Biomarkers provide potential for better preeclampsia detection

Identifying biomarkers could lead to earlier detection of preeclampsia, which in turn can lead to healthier mothers and children, according to a collaborative study from the Centre of Molecular Inflammation Research (CEMIR) and the MR Cancer Group at the Norwegian University of Science and Technology (NTNU). Their findings, "Metabolomic Biomarkers in Serum and Urine in Women with Preeclampsia," will be published in PLOS ONE on 17 March.

"We have found that the metabolism in women who experience preeclampsia is clearly different from women with normal pregnancies. The differences suggest that preeclampsia has a similar profile to cardiovascular disease, and the inflammatory processes are reflected in the blood and urine of affected women. This may be present earlier, so that the disease may be predicted before onset," says Marie Austdal, a PhD candidate at NTNU, and first author of the study.

Preeclampsia is a disease of pregnancy that has its origins in insufficient development of the placenta during the first trimester, but usually only presents itself close to term, causing (hypertension) and proteins in the urine (proteinuria) of the affected women. The syndrome can be dangerous for both mother and unborn child, causing preterm birth and restrictions in fetal growth, along with an increased risk of later in life for both. Preeclampsia is thought to be related to an exaggerated immune response from the beginning of pregnancy.

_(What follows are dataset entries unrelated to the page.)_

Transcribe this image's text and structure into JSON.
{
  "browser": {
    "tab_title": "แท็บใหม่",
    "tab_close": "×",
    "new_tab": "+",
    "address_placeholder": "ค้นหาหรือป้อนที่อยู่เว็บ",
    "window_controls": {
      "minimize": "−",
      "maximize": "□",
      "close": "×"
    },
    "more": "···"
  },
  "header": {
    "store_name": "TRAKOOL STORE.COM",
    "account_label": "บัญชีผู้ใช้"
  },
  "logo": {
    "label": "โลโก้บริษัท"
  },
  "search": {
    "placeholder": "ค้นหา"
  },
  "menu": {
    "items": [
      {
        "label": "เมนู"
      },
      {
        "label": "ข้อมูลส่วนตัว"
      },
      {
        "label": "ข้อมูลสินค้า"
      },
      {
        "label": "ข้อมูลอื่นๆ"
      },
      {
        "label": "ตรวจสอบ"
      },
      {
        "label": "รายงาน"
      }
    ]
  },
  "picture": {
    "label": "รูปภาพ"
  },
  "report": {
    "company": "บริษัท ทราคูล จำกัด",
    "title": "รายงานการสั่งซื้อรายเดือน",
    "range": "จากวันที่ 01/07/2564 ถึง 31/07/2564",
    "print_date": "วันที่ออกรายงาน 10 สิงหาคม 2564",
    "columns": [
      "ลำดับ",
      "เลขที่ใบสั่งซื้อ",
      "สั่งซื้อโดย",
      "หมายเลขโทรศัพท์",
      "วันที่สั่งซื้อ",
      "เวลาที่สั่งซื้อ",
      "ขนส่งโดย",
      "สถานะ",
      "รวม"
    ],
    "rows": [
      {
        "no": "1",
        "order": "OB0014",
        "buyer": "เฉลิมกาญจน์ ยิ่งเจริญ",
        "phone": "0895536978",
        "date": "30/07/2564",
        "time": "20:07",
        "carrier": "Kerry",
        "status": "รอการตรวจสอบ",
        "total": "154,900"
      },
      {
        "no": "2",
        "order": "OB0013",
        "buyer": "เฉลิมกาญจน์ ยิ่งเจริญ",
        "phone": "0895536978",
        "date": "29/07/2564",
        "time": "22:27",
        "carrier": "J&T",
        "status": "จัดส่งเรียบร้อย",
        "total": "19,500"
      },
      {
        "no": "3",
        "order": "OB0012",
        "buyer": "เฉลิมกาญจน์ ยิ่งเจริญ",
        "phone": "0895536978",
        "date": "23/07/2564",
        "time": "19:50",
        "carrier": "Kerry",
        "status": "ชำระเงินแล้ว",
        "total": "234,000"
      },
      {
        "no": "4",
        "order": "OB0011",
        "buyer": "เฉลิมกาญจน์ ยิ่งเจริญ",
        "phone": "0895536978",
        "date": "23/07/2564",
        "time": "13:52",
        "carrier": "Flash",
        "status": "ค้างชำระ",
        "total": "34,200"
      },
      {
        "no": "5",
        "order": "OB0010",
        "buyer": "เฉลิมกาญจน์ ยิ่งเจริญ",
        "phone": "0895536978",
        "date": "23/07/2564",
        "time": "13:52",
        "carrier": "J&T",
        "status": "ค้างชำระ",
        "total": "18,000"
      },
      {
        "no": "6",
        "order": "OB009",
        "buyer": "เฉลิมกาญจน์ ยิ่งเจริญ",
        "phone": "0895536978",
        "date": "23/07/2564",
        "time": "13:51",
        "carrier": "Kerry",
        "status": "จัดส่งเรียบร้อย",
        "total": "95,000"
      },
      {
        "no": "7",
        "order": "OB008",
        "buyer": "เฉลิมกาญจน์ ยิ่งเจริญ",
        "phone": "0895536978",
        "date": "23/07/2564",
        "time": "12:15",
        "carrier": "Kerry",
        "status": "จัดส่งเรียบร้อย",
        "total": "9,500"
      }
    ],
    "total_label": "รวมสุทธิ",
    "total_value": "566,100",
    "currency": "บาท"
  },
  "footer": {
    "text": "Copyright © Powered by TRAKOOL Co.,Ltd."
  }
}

The researchers found a set of biomarkers in urine and serum samples that were different between women with preeclampsia, women with normal pregnancies and women who were not pregnant. These biomarkers tell the story of what is happening to the metabolism of these women when they have developed the disease.

There was a clear and significant difference in the metabolomic profile of all three groups of women. The differences could be associated with increases in very (VLDL) fats and cholesterol for the preeclamptic women, and also reflected an increased stress response and inflammation in preeclampsia.

The metabolic profiles show that the metabolism of pregnant women is highly affected by . It is possible that the metabolism may be changed even earlier, before the diagnostic events (hypertension and proteinuria) appear. If the changes can be detected as early as the first trimester, it may be possible to prevent some of the women from developing the disease, leading to healthier mothers and children.

The study is a collaboration between the Research Group of Inflammation and Genetics in Pregnancy, and the MR Cancer group. The group used NMR spectroscopy to characterize biofluids using the magnetic properties of atoms. The method is called metabolomics – the study of low molecular weight metabolites. Metabolites are intermediates and end processes of the chemical interactions in the body that are necessary for life.

The next project for the group is to use the same method to analyze samples from in early pregnancy, for possible prediction of the disease.

More information: dx.plos.org/10.1371/journal.pone.0091923

add to favorites email to friend print save as pdf

Related Stories

Recommended for you

Infant cooing, babbling linked to hearing ability

5 hours ago

Infants' vocalizations throughout the first year follow a set of predictable steps from crying and cooing to forming syllables and first words. However, previous research had not addressed how the amount ...

Developing 'tissue chip' to screen neurological toxins

6 hours ago

A multidisciplinary team at the University of Wisconsin-Madison and the Morgridge Institute for Research is creating a faster, more affordable way to screen for neural toxins, helping flag chemicals that ...

Gene mutation discovered in blood disorder

10 hours ago

An international team of scientists has identified a gene mutation that causes aplastic anemia, a serious blood disorder in which the bone marrow fails to produce normal amounts of blood cells. Studying a family in which ...

Airway muscle-on-a-chip mimics asthma

13 hours ago

The majority of drugs used to treat asthma today are the same ones that were used 50 years ago. New drugs are urgently needed to treat this chronic respiratory disease, which causes nearly 25 million people ...

User comments